Haddock is played by a stoic, foggy Jessica Biel (The Sinner), who seems to have found a few Quaaludes on the craft-services snack table. For somebody who finally has her dream job—as a little girl, she liked to put tiaras on the heads of her family members and conduct mock interviews with them—Lia seems curiously apathetic about her story, on which she's already worked for four months.
Perhaps her drifting, disconnected performance is a writing, rather than acting, problem; the rest of the characters also seem to lack details, as if they weren't fully composed.
Whatever the case, Biel's Haddock makes Carl Kolchak look like Woodward and Bernstein.
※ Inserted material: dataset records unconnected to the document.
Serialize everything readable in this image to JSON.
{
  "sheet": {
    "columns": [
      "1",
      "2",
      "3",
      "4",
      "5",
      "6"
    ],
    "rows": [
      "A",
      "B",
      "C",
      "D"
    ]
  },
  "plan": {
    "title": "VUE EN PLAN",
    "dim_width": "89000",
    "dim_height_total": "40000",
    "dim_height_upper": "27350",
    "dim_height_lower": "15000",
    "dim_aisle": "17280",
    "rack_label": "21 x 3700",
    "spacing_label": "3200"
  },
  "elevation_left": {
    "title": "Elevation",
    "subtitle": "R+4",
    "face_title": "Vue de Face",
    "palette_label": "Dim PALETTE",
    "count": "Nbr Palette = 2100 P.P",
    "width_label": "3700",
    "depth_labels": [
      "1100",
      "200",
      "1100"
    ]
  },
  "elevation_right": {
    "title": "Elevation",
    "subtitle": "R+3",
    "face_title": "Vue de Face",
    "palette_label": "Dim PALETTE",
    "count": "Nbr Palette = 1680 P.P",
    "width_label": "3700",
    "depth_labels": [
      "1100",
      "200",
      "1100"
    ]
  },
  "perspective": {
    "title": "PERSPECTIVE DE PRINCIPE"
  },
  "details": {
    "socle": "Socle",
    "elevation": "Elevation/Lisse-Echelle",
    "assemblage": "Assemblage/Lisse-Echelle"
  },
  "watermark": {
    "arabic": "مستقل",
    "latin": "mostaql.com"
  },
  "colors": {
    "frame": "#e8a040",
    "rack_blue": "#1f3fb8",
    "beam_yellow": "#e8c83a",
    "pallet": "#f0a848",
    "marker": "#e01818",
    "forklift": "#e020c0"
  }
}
She has no idea what to ask her sources, or even how; she tapes one important interview by holding her phone up to the studio microphone, which will produce audio that sounds roughly like the screaming of bats.
Biel, by the way, seems completely on board with the idea that today's Americans can't hold anything in their heads more than 10 minutes at a time. When she first got the Limetown script, she told a (real) reporter at a screening earlier this month, she thought it was based on a true story. "I just thought I missed it, because our world is so insane that anything is possible really, right?" Biel explained. Move over, Nina Totenberg.